General Brian Peddle, the leader of the worldwide Salvation Army, has become the latest global leader to sign the World Health Organization (WHO) Vaccine Equity Declaration. Adding his name to the document on 2 March 2021, the General gives thanks to God for the vaccine which he describes as an ‘answer to prayer’. But he adds: ‘We know that not every country [yet] has access to the vaccine. Challenges of cost and logistics must still be overcome. And we continue, then, to pray for justice and the fair distribution of vaccines around the world.’
The Vaccine Equity Declaration was created after an announcement on 18 January by Dr Tedros Adhanom Ghebreyesus (WHO Director-General) that ‘the world is on the brink of a catastrophic moral failure – and the price of this failure will be paid with lives and livelihoods in the world’s poorest countries’. The Salvation Army is supporting the WHO call for all governments to work together in solidarity – and in each of their best interests – to ensure that, within the first 100 days of the year, vaccination of health workers and older people is underway in all countries.
Individuals are also encouraged to add their voices to the campaign.
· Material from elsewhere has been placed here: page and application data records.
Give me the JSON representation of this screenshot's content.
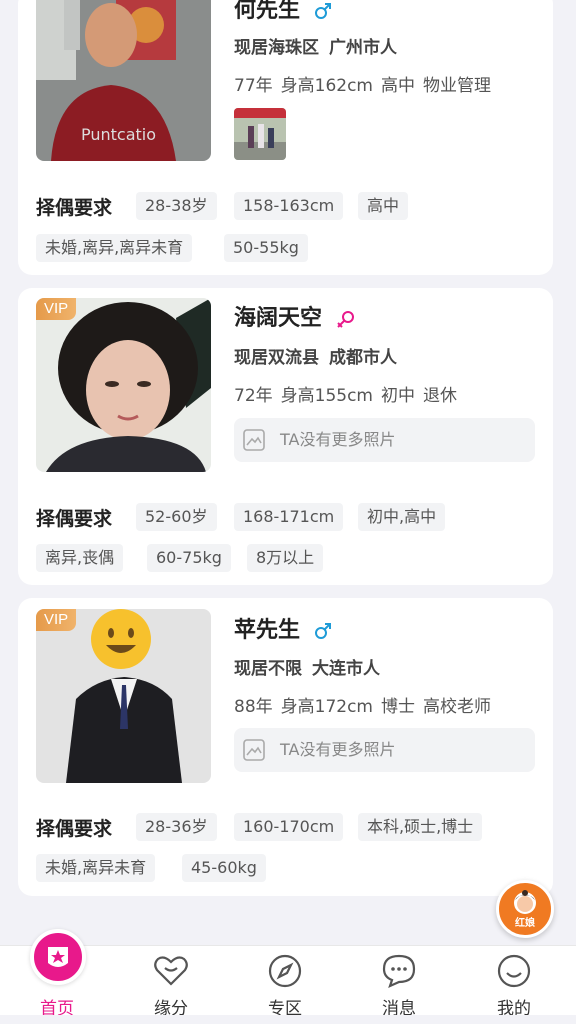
{
  "cards": [
    {
      "name": "何先生",
      "gender": "male",
      "vip": false,
      "residence_district": "现居海珠区",
      "hometown": "广州市人",
      "birth_year": "77年",
      "height": "身高162cm",
      "education": "高中",
      "occupation": "物业管理",
      "photos_note": "",
      "requirements_label": "择偶要求",
      "requirements": [
        "28-38岁",
        "158-163cm",
        "高中",
        "未婚,离异,离异未育",
        "50-55kg"
      ]
    },
    {
      "name": "海阔天空",
      "gender": "female",
      "vip": true,
      "vip_label": "VIP",
      "residence_district": "现居双流县",
      "hometown": "成都市人",
      "birth_year": "72年",
      "height": "身高155cm",
      "education": "初中",
      "occupation": "退休",
      "photos_note": "TA没有更多照片",
      "requirements_label": "择偶要求",
      "requirements": [
        "52-60岁",
        "168-171cm",
        "初中,高中",
        "离异,丧偶",
        "60-75kg",
        "8万以上"
      ]
    },
    {
      "name": "苹先生",
      "gender": "male",
      "vip": true,
      "vip_label": "VIP",
      "residence_district": "现居不限",
      "hometown": "大连市人",
      "birth_year": "88年",
      "height": "身高172cm",
      "education": "博士",
      "occupation": "高校老师",
      "photos_note": "TA没有更多照片",
      "requirements_label": "择偶要求",
      "requirements": [
        "28-36岁",
        "160-170cm",
        "本科,硕士,博士",
        "未婚,离异未育",
        "45-60kg"
      ]
    }
  ],
  "float_button": {
    "label": "红娘",
    "icon": "matchmaker-avatar-icon"
  },
  "tabbar": [
    {
      "label": "首页",
      "icon": "home-star-icon",
      "active": true
    },
    {
      "label": "缘分",
      "icon": "heart-icon",
      "active": false
    },
    {
      "label": "专区",
      "icon": "compass-icon",
      "active": false
    },
    {
      "label": "消息",
      "icon": "chat-bubble-icon",
      "active": false
    },
    {
      "label": "我的",
      "icon": "smiley-icon",
      "active": false
    }
  ],
  "colors": {
    "accent": "#e8198b",
    "male": "#1e9bd7",
    "female": "#e8198b",
    "vip": "#e59a4a",
    "matchmaker": "#f07a22"
  }
}
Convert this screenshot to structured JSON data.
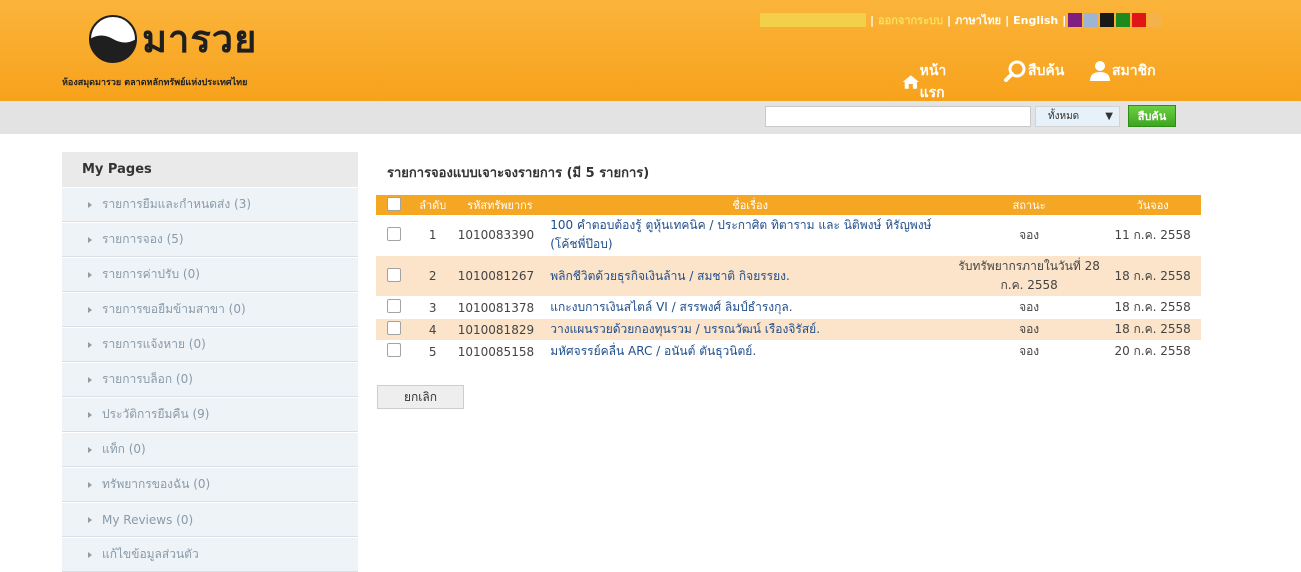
{
  "header": {
    "logo_text": "มารวย",
    "tagline": "ห้องสมุดมารวย ตลาดหลักทรัพย์แห่งประเทศไทย",
    "top_links": {
      "logout": "ออกจากระบบ",
      "thai": "ภาษาไทย",
      "english": "English",
      "separator": "|"
    },
    "theme_swatches": [
      "#7f1f7f",
      "#9db4d4",
      "#1a1a1a",
      "#1e8a1e",
      "#e01515",
      "#f5b24a"
    ],
    "nav": {
      "home": "หน้าแรก",
      "search": "สืบค้น",
      "member": "สมาชิก"
    }
  },
  "search": {
    "value": "",
    "scope": "ทั้งหมด",
    "button": "สืบค้น"
  },
  "sidebar": {
    "title": "My Pages",
    "items": [
      {
        "label": "รายการยืมและกำหนดส่ง (3)"
      },
      {
        "label": "รายการจอง (5)"
      },
      {
        "label": "รายการค่าปรับ (0)"
      },
      {
        "label": "รายการขอยืมข้ามสาขา (0)"
      },
      {
        "label": "รายการแจ้งหาย (0)"
      },
      {
        "label": "รายการบล็อก (0)"
      },
      {
        "label": "ประวัติการยืมคืน (9)"
      },
      {
        "label": "แท็ก (0)"
      },
      {
        "label": "ทรัพยากรของฉัน (0)"
      },
      {
        "label": "My Reviews (0)"
      },
      {
        "label": "แก้ไขข้อมูลส่วนตัว"
      }
    ]
  },
  "main": {
    "title": "รายการจองแบบเจาะจงรายการ (มี 5 รายการ)",
    "columns": {
      "no": "ลำดับ",
      "code": "รหัสทรัพยากร",
      "title": "ชื่อเรื่อง",
      "status": "สถานะ",
      "reserve": "วันจอง"
    },
    "rows": [
      {
        "no": "1",
        "code": "1010083390",
        "title": "100 คำตอบต้องรู้ ตูหุ้นเทคนิค / ประกาศิต ทิตาราม และ นิติพงษ์ หิรัญพงษ์ (โค้ชพี่ป๊อบ)",
        "status": "จอง",
        "date": "11 ก.ค. 2558"
      },
      {
        "no": "2",
        "code": "1010081267",
        "title": "พลิกชีวิตด้วยธุรกิจเงินล้าน / สมชาติ กิจยรรยง.",
        "status": "รับทรัพยากรภายในวันที่ 28 ก.ค. 2558",
        "date": "18 ก.ค. 2558"
      },
      {
        "no": "3",
        "code": "1010081378",
        "title": "แกะงบการเงินสไตล์ VI / สรรพงศ์ ลิมป์ธำรงกุล.",
        "status": "จอง",
        "date": "18 ก.ค. 2558"
      },
      {
        "no": "4",
        "code": "1010081829",
        "title": "วางแผนรวยด้วยกองทุนรวม / บรรณวัฒน์ เรืองจิรัสย์.",
        "status": "จอง",
        "date": "18 ก.ค. 2558"
      },
      {
        "no": "5",
        "code": "1010085158",
        "title": "มหัศจรรย์คลื่น ARC / อนันต์ ตันธุวนิตย์.",
        "status": "จอง",
        "date": "20 ก.ค. 2558"
      }
    ],
    "cancel_button": "ยกเลิก"
  }
}
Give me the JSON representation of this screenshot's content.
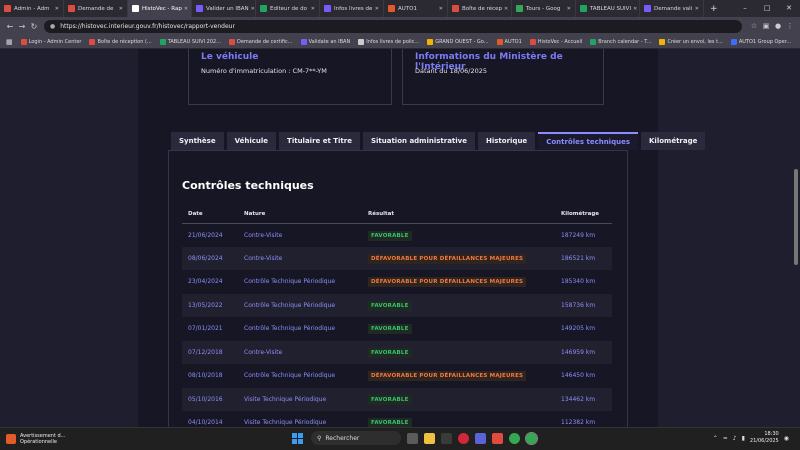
{
  "browser": {
    "tabs": [
      {
        "label": "Admin - Adm",
        "color": "#e04a3f",
        "active": false
      },
      {
        "label": "Demande de",
        "color": "#e04a3f",
        "active": false
      },
      {
        "label": "HistoVec - Rap",
        "color": "#ffffff",
        "active": true
      },
      {
        "label": "Valider un IBAN",
        "color": "#7a5af8",
        "active": false
      },
      {
        "label": "Editeur de do",
        "color": "#1fa463",
        "active": false
      },
      {
        "label": "Infos livres de",
        "color": "#7a5af8",
        "active": false
      },
      {
        "label": "AUTO1",
        "color": "#e2592a",
        "active": false
      },
      {
        "label": "Boîte de récep",
        "color": "#e04a3f",
        "active": false
      },
      {
        "label": "Tours - Goog",
        "color": "#34a853",
        "active": false
      },
      {
        "label": "TABLEAU SUIVI",
        "color": "#1fa463",
        "active": false
      },
      {
        "label": "Demande vali",
        "color": "#7a5af8",
        "active": false
      }
    ],
    "new_tab_label": "+",
    "url": "https://histovec.interieur.gouv.fr/histovec/rapport-vendeur",
    "bookmarks": [
      {
        "label": "Login - Admin Center",
        "color": "#e04a3f"
      },
      {
        "label": "Boîte de réception (...",
        "color": "#e04a3f"
      },
      {
        "label": "TABLEAU SUIVI 202...",
        "color": "#1fa463"
      },
      {
        "label": "Demande de certific...",
        "color": "#e04a3f"
      },
      {
        "label": "Validate an IBAN",
        "color": "#7a5af8"
      },
      {
        "label": "Infos livres de polic...",
        "color": "#cccccc"
      },
      {
        "label": "GRAND OUEST - Go...",
        "color": "#f2b400"
      },
      {
        "label": "AUTO1",
        "color": "#e2592a"
      },
      {
        "label": "HistoVec - Accueil",
        "color": "#e04a3f"
      },
      {
        "label": "Branch calendar - T...",
        "color": "#1fa463"
      },
      {
        "label": "Créer un envoi, les t...",
        "color": "#f2b400"
      },
      {
        "label": "AUTO1 Group Oper...",
        "color": "#3b6ef5"
      }
    ]
  },
  "cards": {
    "vehicle_title": "Le véhicule",
    "vehicle_plate": "Numéro d'immatriculation : CM-7**-YM",
    "ministry_title": "Informations du Ministère de l'Intérieur",
    "ministry_date": "Datant du 18/06/2025"
  },
  "page_tabs": [
    {
      "label": "Synthèse",
      "active": false
    },
    {
      "label": "Véhicule",
      "active": false
    },
    {
      "label": "Titulaire et Titre",
      "active": false
    },
    {
      "label": "Situation administrative",
      "active": false
    },
    {
      "label": "Historique",
      "active": false
    },
    {
      "label": "Contrôles techniques",
      "active": true
    },
    {
      "label": "Kilométrage",
      "active": false
    }
  ],
  "section_title": "Contrôles techniques",
  "table": {
    "headers": [
      "Date",
      "Nature",
      "Résultat",
      "Kilométrage"
    ],
    "rows": [
      {
        "date": "21/06/2024",
        "nature": "Contre-Visite",
        "result": "FAVORABLE",
        "status": "ok",
        "km": "187249 km"
      },
      {
        "date": "08/06/2024",
        "nature": "Contre-Visite",
        "result": "DÉFAVORABLE POUR DÉFAILLANCES MAJEURES",
        "status": "ko",
        "km": "186521 km"
      },
      {
        "date": "23/04/2024",
        "nature": "Contrôle Technique Périodique",
        "result": "DÉFAVORABLE POUR DÉFAILLANCES MAJEURES",
        "status": "ko",
        "km": "185340 km"
      },
      {
        "date": "13/05/2022",
        "nature": "Contrôle Technique Périodique",
        "result": "FAVORABLE",
        "status": "ok",
        "km": "158736 km"
      },
      {
        "date": "07/01/2021",
        "nature": "Contrôle Technique Périodique",
        "result": "FAVORABLE",
        "status": "ok",
        "km": "149205 km"
      },
      {
        "date": "07/12/2018",
        "nature": "Contre-Visite",
        "result": "FAVORABLE",
        "status": "ok",
        "km": "146959 km"
      },
      {
        "date": "08/10/2018",
        "nature": "Contrôle Technique Périodique",
        "result": "DÉFAVORABLE POUR DÉFAILLANCES MAJEURES",
        "status": "ko",
        "km": "146450 km"
      },
      {
        "date": "05/10/2016",
        "nature": "Visite Technique Périodique",
        "result": "FAVORABLE",
        "status": "ok",
        "km": "134462 km"
      },
      {
        "date": "04/10/2014",
        "nature": "Visite Technique Périodique",
        "result": "FAVORABLE",
        "status": "ok",
        "km": "112382 km"
      }
    ]
  },
  "taskbar": {
    "notification_title": "Avertissement d...",
    "notification_sub": "Opérationnelle",
    "search_placeholder": "Rechercher",
    "time": "18:30",
    "date": "21/06/2025"
  },
  "colors": {
    "accent": "#8a8cff",
    "favorable": "#37c46a",
    "defavorable": "#f5793b"
  }
}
The WHO petition can be signed at https://www.who.int/campaigns/annual-theme/year-of-health-and-care-workers-2021/vaccine-equity-declaration
The declaration will be sent to countries and companies to ensure that, by World Health Day on 7 April, COVID-19 vaccines are being administered in every country, as a symbol of hope for overcoming both the pandemic and the inequalities that lie at the root of so many global health challenges.
The endorsement of the WHO Vaccine Equity Campaign coincides with the publication of Salvation Army public health messaging posters in more than a dozen languages and the release of a video message co-presented by the General and Commissioner Rosalie Peddle, World President of Women’s Ministries. The movement’s international leaders reflect on how COVID-19 can be overcome ‘together’, and exhort Salvationists and friends to receive the inoculation when they are offered the opportunity in their own country.
‘Together, we have uplifted one another,’ notes the General. ‘Together, we have prayed. Together, we have changed our behaviour to reduce the spread of the virus. We've washed our hands, kept space between us and worn face coverings.’
‘Now, there is a new measure we can take to protect each other, together,’ says Commissioner Rosalie. ‘We can get the vaccine.’
‘We are thankful to God for the way scientists and researchers have worked to develop these inoculations,’ she adds. ‘They are safe. They have been thoroughly tested. And they offer protection against the virus.’
The General concludes: ‘We urge you to get [the vaccination] when it becomes available in your country, as you're invited to do so. We believe that getting the vaccine is a way for all of us to show our love for each other, keep each other safe, and then, together, we can beat COVID-19.’